**Extracted records:**
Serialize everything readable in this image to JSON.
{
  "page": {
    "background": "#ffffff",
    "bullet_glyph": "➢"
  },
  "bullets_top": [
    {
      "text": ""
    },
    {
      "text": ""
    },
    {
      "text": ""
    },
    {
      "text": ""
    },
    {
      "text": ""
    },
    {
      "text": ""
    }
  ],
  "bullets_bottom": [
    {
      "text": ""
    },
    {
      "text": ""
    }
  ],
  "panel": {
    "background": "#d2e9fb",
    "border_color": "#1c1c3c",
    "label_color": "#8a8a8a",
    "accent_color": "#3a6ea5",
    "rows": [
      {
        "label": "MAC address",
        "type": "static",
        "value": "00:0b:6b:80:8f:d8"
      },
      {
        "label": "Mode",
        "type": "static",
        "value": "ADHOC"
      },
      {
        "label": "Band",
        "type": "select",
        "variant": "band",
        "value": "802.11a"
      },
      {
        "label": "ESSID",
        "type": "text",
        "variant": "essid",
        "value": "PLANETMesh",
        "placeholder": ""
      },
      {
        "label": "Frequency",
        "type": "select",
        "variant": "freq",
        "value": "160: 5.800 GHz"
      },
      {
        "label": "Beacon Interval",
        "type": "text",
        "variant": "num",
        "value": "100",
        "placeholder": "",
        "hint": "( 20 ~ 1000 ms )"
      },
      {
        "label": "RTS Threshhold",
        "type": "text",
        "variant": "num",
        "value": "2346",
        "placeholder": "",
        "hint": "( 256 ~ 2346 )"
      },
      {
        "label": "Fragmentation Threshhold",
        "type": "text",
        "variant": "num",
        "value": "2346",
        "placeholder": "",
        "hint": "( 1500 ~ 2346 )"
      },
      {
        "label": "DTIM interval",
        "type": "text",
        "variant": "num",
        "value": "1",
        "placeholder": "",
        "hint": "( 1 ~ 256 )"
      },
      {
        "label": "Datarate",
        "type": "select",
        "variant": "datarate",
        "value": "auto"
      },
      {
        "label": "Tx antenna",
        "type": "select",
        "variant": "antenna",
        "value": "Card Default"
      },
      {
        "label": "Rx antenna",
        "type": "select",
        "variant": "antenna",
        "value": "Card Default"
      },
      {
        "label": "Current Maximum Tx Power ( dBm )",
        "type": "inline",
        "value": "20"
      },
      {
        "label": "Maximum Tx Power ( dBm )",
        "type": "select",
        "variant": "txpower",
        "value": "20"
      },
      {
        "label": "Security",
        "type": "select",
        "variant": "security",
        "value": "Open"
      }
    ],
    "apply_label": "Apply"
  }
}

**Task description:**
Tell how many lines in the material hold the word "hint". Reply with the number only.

**Reply to the task:**
4